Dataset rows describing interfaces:
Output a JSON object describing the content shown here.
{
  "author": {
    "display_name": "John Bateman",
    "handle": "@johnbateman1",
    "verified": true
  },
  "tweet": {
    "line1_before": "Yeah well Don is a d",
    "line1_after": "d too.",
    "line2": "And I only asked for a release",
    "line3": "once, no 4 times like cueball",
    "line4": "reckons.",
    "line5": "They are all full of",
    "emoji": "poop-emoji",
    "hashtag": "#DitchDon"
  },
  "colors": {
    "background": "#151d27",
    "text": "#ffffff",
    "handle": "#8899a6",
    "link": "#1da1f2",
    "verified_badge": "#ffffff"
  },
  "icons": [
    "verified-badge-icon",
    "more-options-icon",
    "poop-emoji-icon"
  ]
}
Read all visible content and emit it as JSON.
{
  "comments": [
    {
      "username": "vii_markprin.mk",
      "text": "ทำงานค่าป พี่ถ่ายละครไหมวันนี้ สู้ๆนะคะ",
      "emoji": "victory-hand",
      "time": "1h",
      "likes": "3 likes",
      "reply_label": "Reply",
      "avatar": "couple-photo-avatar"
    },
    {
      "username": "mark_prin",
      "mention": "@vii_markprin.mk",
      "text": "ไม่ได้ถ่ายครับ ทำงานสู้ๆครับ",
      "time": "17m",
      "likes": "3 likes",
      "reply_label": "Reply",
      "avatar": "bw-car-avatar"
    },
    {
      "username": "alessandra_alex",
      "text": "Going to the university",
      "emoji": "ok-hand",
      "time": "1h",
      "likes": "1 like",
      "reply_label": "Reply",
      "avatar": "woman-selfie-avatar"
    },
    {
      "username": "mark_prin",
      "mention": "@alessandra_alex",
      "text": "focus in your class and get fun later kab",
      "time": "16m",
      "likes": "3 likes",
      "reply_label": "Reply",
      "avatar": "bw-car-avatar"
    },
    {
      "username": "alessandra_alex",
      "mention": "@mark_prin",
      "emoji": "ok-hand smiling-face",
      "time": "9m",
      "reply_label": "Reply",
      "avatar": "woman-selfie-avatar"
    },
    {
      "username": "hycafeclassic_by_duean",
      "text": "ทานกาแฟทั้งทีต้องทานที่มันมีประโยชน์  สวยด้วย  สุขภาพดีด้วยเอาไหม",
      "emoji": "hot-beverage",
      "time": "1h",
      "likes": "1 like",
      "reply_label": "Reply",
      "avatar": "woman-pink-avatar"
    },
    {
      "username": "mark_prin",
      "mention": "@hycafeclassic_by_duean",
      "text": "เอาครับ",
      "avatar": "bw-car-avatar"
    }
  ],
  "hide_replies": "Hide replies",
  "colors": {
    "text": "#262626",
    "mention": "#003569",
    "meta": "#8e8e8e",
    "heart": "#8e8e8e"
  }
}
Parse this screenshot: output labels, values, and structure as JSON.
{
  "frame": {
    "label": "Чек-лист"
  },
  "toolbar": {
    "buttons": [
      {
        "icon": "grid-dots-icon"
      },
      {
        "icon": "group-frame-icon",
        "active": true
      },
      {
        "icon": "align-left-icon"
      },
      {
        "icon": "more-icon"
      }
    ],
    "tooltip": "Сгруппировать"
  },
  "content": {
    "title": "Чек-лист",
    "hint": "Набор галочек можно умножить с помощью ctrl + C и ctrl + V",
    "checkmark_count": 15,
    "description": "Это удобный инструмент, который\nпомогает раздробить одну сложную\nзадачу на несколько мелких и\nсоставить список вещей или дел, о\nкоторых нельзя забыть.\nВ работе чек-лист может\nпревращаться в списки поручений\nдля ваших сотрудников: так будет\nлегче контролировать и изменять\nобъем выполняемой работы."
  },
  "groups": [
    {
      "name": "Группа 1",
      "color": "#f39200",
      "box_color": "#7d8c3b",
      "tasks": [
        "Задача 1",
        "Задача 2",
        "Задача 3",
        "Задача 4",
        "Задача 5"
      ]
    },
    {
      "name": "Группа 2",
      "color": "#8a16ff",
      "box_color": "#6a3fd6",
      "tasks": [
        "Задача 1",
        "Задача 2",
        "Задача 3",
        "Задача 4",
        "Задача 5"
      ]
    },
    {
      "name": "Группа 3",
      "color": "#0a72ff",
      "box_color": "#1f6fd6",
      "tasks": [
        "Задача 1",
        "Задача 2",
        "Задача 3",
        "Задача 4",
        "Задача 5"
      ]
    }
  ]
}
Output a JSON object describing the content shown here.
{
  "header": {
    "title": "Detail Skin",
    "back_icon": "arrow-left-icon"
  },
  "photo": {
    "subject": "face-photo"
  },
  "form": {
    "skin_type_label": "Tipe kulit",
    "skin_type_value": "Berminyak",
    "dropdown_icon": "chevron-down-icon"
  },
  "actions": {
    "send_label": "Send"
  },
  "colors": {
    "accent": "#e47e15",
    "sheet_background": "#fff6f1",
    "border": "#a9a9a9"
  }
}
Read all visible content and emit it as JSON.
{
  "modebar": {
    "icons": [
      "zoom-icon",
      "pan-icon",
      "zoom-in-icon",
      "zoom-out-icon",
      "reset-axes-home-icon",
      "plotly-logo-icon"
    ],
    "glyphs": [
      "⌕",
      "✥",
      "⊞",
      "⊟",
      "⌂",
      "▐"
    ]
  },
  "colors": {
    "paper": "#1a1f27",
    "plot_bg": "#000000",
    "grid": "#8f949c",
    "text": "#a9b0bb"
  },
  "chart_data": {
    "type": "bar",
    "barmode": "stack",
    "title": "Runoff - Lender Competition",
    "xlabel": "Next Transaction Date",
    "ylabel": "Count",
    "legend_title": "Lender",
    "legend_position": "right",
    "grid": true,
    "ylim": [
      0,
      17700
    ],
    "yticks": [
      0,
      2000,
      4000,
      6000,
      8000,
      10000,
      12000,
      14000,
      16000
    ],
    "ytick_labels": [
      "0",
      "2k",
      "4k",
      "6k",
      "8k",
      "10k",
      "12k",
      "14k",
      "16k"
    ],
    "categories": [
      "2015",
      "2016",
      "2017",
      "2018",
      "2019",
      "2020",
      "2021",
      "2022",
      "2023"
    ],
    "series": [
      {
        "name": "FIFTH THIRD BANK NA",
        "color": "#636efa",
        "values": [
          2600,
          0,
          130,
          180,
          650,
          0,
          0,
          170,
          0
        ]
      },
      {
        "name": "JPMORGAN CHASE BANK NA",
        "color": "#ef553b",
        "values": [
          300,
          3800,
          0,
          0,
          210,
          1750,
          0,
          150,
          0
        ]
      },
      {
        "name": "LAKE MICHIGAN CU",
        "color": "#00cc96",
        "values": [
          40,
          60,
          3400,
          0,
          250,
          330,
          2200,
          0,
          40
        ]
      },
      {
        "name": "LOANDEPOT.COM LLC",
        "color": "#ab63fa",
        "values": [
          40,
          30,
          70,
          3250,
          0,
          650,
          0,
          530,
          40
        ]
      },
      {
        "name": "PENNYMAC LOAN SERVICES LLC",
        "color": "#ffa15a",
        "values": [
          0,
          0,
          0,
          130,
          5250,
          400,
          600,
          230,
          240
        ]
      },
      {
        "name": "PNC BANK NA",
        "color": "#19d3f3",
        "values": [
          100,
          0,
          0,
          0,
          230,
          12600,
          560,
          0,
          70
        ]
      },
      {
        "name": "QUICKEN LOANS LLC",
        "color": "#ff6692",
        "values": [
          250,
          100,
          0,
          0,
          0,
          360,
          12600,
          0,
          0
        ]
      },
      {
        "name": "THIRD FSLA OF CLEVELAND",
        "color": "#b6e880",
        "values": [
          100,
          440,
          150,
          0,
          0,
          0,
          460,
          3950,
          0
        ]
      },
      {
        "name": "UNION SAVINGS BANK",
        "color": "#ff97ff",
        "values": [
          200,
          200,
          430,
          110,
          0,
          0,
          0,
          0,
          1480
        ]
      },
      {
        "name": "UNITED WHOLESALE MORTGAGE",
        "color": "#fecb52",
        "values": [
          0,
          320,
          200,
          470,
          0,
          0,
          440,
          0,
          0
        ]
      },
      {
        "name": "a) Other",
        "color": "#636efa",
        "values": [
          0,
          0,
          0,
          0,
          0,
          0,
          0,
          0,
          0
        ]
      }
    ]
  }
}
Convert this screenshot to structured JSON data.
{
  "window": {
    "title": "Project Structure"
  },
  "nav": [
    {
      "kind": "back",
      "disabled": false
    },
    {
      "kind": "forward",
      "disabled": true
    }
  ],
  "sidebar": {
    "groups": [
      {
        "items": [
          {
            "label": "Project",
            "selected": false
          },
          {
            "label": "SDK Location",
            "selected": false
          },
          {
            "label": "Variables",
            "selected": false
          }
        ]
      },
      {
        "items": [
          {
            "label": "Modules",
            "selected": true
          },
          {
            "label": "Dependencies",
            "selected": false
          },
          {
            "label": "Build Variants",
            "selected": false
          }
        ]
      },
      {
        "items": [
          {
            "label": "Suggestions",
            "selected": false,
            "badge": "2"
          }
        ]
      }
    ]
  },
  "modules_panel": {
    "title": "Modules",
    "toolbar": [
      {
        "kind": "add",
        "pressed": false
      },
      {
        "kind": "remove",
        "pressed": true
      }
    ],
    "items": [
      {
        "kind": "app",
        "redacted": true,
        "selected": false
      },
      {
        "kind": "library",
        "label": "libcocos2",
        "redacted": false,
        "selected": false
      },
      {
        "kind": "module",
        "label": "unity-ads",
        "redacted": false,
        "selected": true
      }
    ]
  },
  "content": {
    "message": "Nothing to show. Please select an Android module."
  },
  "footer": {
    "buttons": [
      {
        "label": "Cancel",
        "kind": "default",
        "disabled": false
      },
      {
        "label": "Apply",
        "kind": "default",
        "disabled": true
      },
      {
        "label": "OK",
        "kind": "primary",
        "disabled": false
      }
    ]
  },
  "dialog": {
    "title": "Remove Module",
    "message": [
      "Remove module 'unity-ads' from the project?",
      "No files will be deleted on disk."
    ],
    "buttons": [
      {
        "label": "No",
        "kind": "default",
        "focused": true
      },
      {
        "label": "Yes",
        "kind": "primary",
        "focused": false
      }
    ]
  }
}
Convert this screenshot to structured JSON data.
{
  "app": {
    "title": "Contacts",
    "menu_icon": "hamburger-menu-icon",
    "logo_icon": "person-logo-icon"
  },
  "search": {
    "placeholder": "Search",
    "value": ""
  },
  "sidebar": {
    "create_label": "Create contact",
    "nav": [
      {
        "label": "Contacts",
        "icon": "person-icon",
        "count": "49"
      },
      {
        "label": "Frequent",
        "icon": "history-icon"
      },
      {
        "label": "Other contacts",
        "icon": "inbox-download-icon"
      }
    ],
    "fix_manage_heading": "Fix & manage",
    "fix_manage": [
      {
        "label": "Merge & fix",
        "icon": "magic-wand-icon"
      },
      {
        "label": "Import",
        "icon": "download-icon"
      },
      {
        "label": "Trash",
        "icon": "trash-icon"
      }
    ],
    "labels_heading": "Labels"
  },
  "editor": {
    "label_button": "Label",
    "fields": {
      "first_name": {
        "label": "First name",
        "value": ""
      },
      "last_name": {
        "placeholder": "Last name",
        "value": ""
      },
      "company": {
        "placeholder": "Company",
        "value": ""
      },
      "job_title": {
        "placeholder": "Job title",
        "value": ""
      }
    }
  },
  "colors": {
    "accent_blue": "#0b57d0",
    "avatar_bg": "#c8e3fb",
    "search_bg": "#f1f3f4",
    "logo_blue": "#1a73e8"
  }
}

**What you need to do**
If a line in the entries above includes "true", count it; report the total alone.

**Output for this task**
10